• [Data records]
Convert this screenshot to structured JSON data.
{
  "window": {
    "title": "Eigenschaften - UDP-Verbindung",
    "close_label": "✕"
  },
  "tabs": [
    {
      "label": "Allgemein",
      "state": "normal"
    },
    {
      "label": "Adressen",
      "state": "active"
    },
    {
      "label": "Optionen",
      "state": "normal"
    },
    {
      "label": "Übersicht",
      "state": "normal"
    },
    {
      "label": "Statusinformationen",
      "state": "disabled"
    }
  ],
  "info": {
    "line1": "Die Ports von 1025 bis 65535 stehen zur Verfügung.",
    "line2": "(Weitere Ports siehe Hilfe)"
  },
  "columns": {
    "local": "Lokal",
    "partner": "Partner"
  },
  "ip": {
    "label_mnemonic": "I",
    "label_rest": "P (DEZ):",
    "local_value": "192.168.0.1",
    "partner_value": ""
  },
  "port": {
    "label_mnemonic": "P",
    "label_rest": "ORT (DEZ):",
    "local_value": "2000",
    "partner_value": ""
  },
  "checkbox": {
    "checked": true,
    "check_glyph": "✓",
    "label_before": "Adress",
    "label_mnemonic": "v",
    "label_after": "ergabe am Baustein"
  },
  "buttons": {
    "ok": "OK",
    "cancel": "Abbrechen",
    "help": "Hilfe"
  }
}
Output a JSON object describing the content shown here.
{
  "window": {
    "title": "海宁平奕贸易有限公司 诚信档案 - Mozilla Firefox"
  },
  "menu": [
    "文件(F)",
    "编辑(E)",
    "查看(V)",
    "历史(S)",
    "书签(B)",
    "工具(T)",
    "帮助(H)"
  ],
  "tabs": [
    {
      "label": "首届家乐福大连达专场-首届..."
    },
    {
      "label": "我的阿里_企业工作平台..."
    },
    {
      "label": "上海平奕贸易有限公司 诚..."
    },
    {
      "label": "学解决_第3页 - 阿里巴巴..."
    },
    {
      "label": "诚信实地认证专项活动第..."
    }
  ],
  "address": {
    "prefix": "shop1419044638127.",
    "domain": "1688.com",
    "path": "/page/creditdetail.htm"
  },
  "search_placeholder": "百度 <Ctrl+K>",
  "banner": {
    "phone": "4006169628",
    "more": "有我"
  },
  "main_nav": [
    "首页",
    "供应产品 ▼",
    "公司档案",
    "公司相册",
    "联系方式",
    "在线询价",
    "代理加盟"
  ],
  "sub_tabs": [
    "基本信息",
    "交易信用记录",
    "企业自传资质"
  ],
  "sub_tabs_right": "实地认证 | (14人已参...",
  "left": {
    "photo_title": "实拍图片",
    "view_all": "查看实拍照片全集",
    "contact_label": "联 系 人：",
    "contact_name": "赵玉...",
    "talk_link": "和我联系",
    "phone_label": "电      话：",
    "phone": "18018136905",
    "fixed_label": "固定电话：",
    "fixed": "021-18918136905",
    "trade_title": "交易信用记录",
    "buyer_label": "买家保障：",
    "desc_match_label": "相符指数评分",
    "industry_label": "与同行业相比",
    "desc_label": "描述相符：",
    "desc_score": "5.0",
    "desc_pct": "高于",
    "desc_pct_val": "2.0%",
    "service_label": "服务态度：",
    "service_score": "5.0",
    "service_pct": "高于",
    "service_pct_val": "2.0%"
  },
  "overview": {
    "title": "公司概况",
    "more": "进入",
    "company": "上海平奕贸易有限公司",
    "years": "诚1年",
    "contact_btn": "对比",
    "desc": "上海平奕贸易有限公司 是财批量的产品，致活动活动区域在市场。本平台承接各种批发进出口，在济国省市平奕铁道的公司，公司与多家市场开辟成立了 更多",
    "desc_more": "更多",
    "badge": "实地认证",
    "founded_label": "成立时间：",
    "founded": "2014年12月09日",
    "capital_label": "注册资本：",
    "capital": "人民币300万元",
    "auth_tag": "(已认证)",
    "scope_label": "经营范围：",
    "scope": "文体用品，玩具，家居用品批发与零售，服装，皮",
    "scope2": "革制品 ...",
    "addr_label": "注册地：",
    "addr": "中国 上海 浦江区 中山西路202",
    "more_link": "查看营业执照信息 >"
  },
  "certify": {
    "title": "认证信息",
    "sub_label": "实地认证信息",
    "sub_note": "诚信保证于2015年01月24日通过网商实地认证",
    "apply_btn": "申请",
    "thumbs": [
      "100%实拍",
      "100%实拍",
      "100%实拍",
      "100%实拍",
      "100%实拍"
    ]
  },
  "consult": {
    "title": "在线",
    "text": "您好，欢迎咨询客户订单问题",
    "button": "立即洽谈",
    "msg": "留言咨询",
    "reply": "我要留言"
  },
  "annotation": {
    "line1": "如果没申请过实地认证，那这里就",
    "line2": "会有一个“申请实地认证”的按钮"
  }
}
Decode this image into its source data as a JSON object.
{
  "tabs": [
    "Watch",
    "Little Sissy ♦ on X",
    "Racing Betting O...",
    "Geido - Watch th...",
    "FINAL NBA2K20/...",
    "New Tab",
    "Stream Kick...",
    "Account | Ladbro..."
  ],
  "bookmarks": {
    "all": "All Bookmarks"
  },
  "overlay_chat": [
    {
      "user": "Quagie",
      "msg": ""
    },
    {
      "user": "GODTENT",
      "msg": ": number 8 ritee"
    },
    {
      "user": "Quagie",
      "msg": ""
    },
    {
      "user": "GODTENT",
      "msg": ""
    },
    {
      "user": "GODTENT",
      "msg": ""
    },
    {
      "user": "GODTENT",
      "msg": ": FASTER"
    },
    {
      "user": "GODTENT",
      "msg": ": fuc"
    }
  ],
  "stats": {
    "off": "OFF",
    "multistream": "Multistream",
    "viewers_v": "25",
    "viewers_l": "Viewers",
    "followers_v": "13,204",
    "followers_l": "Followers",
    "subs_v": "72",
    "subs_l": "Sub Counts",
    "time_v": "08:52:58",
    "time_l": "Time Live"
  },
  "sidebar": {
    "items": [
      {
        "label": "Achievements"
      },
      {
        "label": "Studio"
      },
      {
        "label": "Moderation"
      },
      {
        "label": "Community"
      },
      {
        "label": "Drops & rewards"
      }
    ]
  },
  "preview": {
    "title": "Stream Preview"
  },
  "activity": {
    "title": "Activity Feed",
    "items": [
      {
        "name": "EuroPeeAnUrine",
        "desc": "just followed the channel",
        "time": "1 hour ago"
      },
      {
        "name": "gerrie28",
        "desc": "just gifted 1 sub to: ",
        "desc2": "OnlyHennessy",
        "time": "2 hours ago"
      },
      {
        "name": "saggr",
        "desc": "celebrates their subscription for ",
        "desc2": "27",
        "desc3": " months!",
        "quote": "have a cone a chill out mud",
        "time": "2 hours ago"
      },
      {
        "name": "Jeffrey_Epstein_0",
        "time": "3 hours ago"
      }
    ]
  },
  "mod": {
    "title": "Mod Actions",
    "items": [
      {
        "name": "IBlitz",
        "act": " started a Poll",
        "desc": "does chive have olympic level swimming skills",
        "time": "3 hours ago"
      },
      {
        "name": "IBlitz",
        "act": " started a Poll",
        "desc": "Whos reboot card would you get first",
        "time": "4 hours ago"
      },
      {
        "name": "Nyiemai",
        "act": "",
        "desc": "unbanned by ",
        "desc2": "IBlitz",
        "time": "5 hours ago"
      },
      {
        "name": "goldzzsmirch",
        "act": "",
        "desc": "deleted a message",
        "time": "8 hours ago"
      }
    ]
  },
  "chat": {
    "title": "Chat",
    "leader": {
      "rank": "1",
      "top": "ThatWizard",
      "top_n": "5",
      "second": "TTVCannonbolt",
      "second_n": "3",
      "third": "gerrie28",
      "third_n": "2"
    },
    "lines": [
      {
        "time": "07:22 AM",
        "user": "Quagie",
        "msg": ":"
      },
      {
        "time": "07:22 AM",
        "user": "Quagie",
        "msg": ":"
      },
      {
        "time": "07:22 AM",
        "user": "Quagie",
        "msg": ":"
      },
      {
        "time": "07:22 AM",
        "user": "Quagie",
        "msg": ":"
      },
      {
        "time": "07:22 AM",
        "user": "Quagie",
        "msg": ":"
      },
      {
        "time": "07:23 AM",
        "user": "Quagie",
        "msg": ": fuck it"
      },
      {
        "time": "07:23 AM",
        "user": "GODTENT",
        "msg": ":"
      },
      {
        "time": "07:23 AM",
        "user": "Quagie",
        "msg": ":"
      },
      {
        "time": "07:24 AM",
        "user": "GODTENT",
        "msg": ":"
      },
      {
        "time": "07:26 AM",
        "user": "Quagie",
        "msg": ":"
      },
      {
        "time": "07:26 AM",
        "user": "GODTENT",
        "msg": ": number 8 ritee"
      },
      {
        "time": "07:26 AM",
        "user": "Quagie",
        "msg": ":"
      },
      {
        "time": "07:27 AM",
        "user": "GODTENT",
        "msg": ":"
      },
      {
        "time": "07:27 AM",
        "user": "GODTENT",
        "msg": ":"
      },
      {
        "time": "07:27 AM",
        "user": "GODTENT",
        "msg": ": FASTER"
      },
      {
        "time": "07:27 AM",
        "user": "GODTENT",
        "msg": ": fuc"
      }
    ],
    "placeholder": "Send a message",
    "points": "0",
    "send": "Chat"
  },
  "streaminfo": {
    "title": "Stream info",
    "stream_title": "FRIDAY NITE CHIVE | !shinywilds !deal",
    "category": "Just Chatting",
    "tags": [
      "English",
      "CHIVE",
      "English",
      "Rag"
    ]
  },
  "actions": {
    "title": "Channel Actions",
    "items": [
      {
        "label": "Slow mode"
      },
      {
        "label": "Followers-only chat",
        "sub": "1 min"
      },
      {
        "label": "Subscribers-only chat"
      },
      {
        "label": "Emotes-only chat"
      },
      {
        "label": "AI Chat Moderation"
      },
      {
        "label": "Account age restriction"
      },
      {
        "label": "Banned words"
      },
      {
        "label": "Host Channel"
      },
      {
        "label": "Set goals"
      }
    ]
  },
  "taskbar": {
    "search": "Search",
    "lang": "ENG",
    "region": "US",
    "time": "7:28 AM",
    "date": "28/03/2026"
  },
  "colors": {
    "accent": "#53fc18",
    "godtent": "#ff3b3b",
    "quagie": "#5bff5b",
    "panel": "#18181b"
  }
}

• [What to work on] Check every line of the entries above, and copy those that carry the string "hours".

• [Response]
        "time": "2 hours ago"
        "time": "2 hours ago"
        "time": "3 hours ago"
        "time": "3 hours ago"
        "time": "4 hours ago"
        "time": "5 hours ago"
        "time": "8 hours ago"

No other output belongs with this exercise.